Data items
* * * *

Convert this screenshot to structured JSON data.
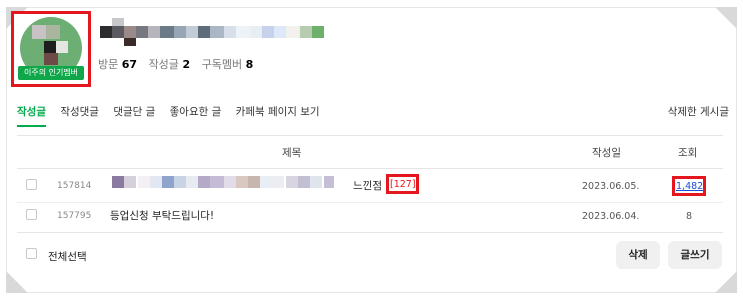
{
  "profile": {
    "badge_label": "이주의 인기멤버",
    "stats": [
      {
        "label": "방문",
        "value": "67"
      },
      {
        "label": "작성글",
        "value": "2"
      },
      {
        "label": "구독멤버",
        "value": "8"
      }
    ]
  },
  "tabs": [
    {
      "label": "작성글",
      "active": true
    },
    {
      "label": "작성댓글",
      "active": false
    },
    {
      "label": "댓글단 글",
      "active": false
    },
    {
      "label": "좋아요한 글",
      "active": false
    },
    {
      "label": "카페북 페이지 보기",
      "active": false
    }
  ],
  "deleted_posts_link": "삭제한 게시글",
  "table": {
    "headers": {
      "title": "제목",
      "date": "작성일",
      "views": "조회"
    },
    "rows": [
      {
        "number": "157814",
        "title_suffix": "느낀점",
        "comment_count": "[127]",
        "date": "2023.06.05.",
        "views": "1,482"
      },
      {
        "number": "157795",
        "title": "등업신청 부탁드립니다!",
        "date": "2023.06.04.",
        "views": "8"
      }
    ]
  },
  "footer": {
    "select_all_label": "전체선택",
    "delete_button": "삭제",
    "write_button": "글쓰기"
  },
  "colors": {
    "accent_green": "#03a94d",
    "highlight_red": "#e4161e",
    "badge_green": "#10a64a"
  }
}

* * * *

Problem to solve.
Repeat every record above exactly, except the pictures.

Exercise solution.
Convert this screenshot to structured JSON data.
{
  "profile": {
    "badge_label": "이주의 인기멤버",
    "stats": [
      {
        "label": "방문",
        "value": "67"
      },
      {
        "label": "작성글",
        "value": "2"
      },
      {
        "label": "구독멤버",
        "value": "8"
      }
    ]
  },
  "tabs": [
    {
      "label": "작성글",
      "active": true
    },
    {
      "label": "작성댓글",
      "active": false
    },
    {
      "label": "댓글단 글",
      "active": false
    },
    {
      "label": "좋아요한 글",
      "active": false
    },
    {
      "label": "카페북 페이지 보기",
      "active": false
    }
  ],
  "deleted_posts_link": "삭제한 게시글",
  "table": {
    "headers": {
      "title": "제목",
      "date": "작성일",
      "views": "조회"
    },
    "rows": [
      {
        "number": "157814",
        "title_suffix": "느낀점",
        "comment_count": "[127]",
        "date": "2023.06.05.",
        "views": "1,482"
      },
      {
        "number": "157795",
        "title": "등업신청 부탁드립니다!",
        "date": "2023.06.04.",
        "views": "8"
      }
    ]
  },
  "footer": {
    "select_all_label": "전체선택",
    "delete_button": "삭제",
    "write_button": "글쓰기"
  },
  "colors": {
    "accent_green": "#03a94d",
    "highlight_red": "#e4161e",
    "badge_green": "#10a64a"
  }
}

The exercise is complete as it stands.